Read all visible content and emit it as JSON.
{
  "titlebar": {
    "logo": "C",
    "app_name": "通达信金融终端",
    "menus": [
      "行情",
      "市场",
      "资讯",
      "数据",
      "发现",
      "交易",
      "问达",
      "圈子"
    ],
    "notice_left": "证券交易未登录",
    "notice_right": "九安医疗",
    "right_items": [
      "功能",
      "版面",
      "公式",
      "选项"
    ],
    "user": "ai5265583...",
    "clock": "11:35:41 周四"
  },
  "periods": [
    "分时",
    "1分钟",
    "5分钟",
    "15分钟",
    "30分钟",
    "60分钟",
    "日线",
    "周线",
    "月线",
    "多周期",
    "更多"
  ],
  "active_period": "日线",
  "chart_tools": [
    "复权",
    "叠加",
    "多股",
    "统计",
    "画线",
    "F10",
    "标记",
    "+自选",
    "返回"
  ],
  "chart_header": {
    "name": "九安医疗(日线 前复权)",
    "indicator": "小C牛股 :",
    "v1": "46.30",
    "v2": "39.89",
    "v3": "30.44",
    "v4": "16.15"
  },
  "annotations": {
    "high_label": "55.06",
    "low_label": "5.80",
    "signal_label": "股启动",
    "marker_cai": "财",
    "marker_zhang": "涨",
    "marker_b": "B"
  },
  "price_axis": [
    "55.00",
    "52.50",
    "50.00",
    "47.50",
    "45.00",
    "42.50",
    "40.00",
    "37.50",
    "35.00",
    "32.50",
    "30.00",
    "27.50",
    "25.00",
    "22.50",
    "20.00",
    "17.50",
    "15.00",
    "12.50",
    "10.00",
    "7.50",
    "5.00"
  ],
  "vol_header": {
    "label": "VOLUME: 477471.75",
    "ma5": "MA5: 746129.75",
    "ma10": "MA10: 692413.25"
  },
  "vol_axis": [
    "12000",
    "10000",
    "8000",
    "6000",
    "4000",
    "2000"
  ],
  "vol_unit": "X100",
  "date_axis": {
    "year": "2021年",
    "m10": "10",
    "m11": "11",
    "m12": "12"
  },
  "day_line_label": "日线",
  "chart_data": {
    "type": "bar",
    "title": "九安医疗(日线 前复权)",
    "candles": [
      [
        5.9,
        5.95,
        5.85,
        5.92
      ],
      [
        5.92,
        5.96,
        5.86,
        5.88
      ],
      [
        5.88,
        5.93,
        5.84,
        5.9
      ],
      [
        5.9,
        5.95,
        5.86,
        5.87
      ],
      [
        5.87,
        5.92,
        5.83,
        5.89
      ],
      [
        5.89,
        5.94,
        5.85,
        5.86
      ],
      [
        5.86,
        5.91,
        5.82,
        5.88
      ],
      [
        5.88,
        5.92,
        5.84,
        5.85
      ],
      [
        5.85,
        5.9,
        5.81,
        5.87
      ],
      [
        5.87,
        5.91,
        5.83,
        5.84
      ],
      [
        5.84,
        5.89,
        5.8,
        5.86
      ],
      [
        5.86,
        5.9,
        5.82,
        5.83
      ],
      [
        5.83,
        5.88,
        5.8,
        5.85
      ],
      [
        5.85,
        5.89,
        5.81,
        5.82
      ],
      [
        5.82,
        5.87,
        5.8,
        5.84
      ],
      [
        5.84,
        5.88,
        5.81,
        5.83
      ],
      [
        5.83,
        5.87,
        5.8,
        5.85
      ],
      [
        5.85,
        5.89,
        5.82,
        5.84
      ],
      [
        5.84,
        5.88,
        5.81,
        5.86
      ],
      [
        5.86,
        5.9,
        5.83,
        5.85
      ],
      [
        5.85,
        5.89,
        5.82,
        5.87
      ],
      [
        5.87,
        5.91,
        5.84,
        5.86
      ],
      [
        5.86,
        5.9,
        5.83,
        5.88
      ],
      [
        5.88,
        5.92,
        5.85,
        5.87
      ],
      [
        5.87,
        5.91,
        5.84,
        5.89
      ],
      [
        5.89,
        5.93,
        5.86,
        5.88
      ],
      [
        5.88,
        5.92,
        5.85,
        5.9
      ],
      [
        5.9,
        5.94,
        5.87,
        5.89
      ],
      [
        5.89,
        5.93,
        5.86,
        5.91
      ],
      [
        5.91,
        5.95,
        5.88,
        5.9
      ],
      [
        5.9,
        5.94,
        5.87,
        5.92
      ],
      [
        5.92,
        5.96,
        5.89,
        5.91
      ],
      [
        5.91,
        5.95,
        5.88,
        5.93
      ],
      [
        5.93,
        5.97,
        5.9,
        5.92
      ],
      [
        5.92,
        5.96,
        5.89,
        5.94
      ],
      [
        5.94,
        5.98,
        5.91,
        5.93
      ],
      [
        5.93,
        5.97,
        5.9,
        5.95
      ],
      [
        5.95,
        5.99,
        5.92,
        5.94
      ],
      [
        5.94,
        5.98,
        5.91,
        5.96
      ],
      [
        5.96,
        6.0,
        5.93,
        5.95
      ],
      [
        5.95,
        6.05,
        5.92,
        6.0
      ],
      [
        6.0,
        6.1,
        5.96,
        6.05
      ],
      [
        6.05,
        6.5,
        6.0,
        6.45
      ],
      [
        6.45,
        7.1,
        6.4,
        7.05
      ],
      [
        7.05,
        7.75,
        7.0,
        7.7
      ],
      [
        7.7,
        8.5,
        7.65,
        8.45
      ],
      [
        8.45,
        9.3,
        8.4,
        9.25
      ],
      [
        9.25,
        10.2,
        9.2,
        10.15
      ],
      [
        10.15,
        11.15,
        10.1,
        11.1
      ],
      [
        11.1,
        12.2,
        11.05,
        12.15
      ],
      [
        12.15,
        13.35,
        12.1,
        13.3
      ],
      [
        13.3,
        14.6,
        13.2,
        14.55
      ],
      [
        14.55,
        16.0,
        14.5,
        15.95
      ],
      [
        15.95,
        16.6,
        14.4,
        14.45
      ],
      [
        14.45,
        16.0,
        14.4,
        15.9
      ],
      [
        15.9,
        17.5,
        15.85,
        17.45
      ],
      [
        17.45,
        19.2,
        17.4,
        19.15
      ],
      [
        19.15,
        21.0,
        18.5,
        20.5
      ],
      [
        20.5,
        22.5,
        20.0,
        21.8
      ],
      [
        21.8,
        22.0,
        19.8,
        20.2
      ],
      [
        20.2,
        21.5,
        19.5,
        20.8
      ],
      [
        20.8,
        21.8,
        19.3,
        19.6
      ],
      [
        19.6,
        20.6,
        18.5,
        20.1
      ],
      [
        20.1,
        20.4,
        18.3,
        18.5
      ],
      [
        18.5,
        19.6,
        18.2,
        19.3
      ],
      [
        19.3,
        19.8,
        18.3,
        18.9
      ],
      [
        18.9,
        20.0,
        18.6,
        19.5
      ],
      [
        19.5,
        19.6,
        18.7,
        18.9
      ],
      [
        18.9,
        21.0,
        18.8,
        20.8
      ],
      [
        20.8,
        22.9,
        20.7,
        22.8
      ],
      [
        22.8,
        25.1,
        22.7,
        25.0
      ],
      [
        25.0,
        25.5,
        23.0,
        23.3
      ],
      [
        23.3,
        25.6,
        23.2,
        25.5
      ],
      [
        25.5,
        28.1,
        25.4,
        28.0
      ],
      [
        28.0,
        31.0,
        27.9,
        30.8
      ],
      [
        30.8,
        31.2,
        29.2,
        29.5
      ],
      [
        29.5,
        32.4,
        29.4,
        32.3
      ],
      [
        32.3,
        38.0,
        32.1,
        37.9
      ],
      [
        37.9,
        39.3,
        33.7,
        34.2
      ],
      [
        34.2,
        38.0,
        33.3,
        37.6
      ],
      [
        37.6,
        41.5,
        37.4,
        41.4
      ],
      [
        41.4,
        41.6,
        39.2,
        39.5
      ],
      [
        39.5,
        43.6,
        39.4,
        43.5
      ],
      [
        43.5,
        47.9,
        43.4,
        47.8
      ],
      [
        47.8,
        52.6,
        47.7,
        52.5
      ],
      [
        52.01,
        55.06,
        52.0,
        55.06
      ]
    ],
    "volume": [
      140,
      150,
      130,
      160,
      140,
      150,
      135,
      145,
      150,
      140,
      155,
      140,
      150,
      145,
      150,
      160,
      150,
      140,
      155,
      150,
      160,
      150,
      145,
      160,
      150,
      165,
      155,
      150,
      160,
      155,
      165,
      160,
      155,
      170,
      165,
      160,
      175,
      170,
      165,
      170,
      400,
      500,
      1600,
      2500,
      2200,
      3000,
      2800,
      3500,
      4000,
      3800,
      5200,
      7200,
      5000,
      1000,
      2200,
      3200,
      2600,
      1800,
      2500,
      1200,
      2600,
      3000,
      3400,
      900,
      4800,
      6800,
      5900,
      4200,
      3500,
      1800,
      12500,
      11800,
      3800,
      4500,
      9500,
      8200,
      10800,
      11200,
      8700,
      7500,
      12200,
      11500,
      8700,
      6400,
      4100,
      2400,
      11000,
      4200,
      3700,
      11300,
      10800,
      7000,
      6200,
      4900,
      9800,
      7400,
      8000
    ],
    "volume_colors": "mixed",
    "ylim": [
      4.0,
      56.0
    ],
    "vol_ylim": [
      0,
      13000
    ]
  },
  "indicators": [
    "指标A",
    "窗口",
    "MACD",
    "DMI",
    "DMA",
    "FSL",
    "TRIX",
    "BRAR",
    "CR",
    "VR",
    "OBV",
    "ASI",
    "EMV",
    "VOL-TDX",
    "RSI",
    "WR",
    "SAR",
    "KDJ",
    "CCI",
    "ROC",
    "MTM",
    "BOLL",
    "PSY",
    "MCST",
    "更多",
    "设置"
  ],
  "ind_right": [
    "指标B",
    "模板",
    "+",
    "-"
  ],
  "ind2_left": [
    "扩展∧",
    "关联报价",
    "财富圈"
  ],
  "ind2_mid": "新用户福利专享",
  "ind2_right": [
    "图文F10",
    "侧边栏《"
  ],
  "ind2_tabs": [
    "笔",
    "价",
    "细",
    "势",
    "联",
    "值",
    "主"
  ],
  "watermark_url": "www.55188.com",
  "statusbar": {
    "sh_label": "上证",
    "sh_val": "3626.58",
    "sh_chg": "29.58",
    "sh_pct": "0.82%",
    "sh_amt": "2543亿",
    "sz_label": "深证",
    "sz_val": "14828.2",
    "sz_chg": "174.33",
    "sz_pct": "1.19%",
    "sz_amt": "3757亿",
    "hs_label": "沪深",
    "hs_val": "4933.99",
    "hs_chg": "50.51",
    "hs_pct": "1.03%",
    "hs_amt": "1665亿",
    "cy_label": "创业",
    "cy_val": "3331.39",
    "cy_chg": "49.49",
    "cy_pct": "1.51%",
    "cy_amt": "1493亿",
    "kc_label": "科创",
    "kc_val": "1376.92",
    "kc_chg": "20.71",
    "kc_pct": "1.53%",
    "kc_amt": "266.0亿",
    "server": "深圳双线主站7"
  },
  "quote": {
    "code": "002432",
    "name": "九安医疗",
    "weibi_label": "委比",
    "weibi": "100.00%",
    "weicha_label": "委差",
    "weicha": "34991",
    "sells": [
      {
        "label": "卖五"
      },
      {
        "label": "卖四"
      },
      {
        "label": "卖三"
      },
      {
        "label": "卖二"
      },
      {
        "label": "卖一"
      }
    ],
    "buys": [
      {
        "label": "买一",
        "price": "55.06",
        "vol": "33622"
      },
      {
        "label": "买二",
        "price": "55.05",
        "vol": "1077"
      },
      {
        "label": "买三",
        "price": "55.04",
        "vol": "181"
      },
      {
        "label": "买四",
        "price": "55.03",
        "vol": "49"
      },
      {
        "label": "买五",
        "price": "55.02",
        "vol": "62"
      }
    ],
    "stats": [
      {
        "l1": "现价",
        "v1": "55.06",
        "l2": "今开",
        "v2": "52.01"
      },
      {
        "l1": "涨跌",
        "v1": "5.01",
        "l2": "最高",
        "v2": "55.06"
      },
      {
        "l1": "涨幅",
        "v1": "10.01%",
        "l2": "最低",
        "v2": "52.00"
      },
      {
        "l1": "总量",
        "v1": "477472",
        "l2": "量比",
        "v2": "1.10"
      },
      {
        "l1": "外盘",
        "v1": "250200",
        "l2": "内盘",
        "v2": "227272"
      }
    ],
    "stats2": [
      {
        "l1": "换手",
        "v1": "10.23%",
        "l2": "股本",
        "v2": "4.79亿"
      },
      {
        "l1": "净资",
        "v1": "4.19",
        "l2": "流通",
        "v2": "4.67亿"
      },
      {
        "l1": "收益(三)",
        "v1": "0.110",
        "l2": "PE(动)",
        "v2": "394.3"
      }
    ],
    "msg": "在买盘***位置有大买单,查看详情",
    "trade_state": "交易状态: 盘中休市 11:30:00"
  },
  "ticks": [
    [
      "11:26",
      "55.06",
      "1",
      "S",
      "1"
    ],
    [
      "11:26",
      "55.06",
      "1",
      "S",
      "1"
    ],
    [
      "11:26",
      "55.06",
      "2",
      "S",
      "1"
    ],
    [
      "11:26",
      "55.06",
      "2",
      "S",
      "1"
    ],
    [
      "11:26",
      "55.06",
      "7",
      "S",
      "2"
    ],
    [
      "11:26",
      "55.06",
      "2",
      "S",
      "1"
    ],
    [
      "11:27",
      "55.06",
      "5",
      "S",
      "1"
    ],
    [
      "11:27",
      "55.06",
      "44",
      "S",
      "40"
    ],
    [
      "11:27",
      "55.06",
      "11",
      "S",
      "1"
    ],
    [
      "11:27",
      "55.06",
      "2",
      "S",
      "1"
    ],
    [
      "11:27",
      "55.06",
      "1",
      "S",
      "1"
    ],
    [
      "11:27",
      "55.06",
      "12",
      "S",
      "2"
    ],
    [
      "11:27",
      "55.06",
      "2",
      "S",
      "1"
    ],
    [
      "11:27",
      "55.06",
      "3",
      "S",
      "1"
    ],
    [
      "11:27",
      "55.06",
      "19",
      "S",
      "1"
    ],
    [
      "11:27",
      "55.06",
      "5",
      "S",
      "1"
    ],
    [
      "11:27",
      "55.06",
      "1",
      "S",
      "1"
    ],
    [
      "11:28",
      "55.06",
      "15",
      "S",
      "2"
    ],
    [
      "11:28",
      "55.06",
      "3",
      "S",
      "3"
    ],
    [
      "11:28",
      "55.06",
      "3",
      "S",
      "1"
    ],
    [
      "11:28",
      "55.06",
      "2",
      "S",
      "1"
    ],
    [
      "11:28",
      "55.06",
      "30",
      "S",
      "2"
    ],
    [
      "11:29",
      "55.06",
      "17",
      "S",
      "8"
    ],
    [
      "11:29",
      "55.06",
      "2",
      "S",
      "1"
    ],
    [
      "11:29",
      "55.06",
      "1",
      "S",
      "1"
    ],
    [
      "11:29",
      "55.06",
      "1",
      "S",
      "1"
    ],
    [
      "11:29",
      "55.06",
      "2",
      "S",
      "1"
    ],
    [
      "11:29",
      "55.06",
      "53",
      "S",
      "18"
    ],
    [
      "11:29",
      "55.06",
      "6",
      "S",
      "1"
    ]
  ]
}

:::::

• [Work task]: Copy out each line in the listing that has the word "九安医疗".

• [Result below]:
    "notice_right": "九安医疗",
    "name": "九安医疗(日线 前复权)",
    "title": "九安医疗(日线 前复权)",
    "name": "九安医疗",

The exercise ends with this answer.